The world of credit scores can be daunting. Whatever your credit history may be, the good news is that it’s never too late to turn things around.
What’s important is being proactive about checking your score and making a habit out of good credit best practices. Although it may take some time for your score to change, it’s important to remember this is a marathon, not a sprint. As long as you’re moving forward, you’re heading in the right direction.
What is a credit score?
In the past, there was not one formula for measuring credit scores, and as a result, many institutions created their own. As you can probably imagine, this created a lot of inconsistency and confusion.
While there are still different methods of credit score calculation, the Fair Isaac Corporation created the FICO Score, with one scale and one formula. FICO is the most widely recognized and is used by about 90% of lenders. FICO credit card scores range from 300-850 (300 being the worst, 850 the best). However, individual lenders can decide on their own what their cutoff is for risk for potential borrower (i.e. lender 1 decides 550 is its cutoff, while lender 2 is 625).
Some lenders will work without a credit card score, using things like your bill pay history and references to establish ability to pay. That said, credit score is a calculation that can summarize your ability to pay relatively simply, which is why most lenders use it as tool.
Who Decides My Score?
Three companies, or credit bureaus, have scoring systems, TransUnion, Experian, and Equifax. You may notice, after generating a credit report or two, that you have differing numbers from each bureau. Typically they are not wildly differing, but there are a few reasons why this happens.
One factor that can create different scores is the date of the report. Credit bureau 1 may be using information from 1/15, while credit bureau 2 is using 2/1, and maybe you made a huge payment on 1/23.
Another reason is the different scoring methods- although FICO is the most popular, there are still other formulas that can be used.
Finally, each bureau only has the information available that a lender decides to offer, and not all lenders report all information to the three bureaus.
It’s not uncommon to have three different scores from the three reporting bureaus, so if you find that’s the case, don’t worry. More information on the differences in reporting here: https://www.creditkarma.com/article/differentscores
Note: you are entitled to a free credit report from each of the three credit bureaus annually. You can either go to the individual websites of each bureau or see the handy ‘one stop shopping’ link below.

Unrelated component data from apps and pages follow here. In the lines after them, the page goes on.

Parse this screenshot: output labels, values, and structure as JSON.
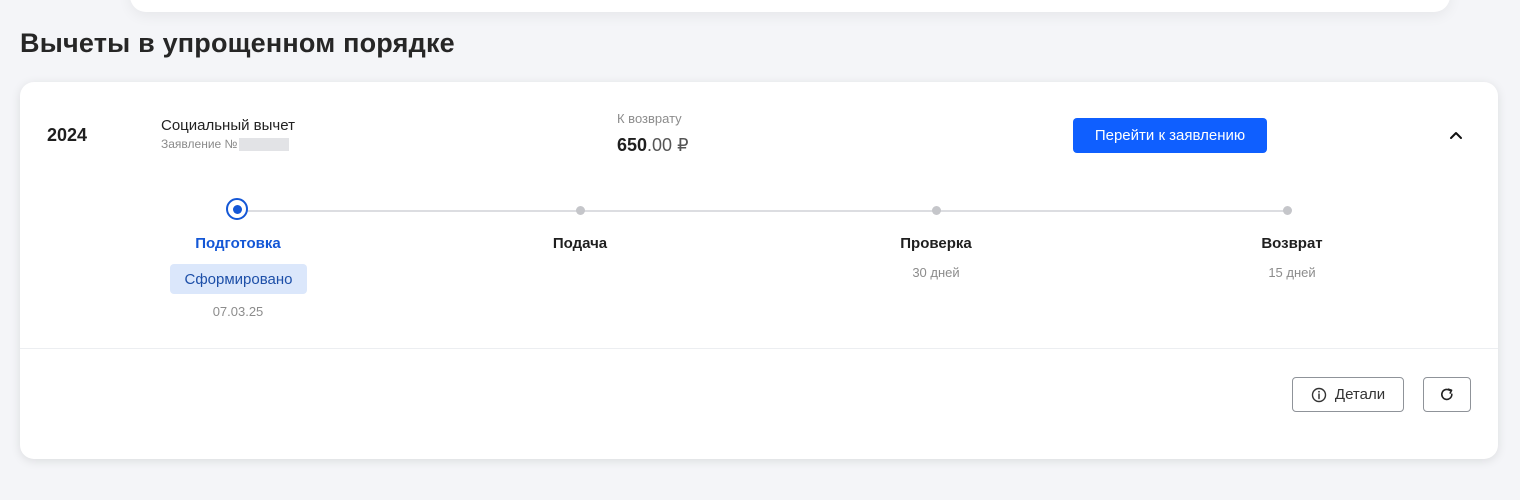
{
  "section": {
    "title": "Вычеты в упрощенном порядке"
  },
  "card": {
    "year": "2024",
    "deduction_type": "Социальный вычет",
    "application_label": "Заявление №",
    "refund": {
      "label": "К возврату",
      "amount_whole": "650",
      "amount_decimals": ".00 ₽"
    },
    "goto_button_label": "Перейти к заявлению",
    "collapse_icon": "chevron-up-icon"
  },
  "steps": [
    {
      "label": "Подготовка",
      "status": "Сформировано",
      "date": "07.03.25",
      "active": true
    },
    {
      "label": "Подача"
    },
    {
      "label": "Проверка",
      "duration": "30 дней"
    },
    {
      "label": "Возврат",
      "duration": "15 дней"
    }
  ],
  "footer": {
    "details_label": "Детали",
    "details_icon": "info-icon",
    "refresh_icon": "refresh-icon"
  },
  "colors": {
    "accent": "#0f5fff",
    "active_step": "#1457d6",
    "badge_bg": "#dbe7fb"
  }
}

What Affects My Credit Score?
There are several factors that affect your credit score, some weighing more heavily than others. The top three factors are:
- Making Payments on Time
- Utilization, a.k.a. Amount Owed (the percentage of your allowed credit that you’re currently using- 10-20% is ideal).
- History of Collections/Bankruptcies.
Other factors include the amount of time you’ve had open accounts (generally, so long as you are in good standing, the longer you have had an account, the better), types of credit (credit cards, car loans, mortgage, etc), and adding new credit.
If you’re worried about past decisions in your financial history that negatively impact your score, this chart from VantageScore might put your mind at ease:
Where Do I Get a Report?
Now that you know a bit more about credit card scores, you might be wondering where to find your own. Here are three places to look into:
- Annual Credit Report https://www.annualcreditreport.com/
- Your Lender (often, when you apply for a loan or line of credit, you’ll get a free credit score. Ask us at Oak Bank how you can get yours!)
If you see an error in any of your reports, you can report it with whichever bureau(s) have the faulty information by filling out a simple form.
Your credit score doesn’t have to be a scary, mysterious number. Check your credit score regularly (checking once a month or less does not impact your score), and remember to make regular, on-time payments, keep your utilization low if you can, and stay informed about interest rates and penalties. Like anything, a bad credit score can turn around with consistency and perseverance!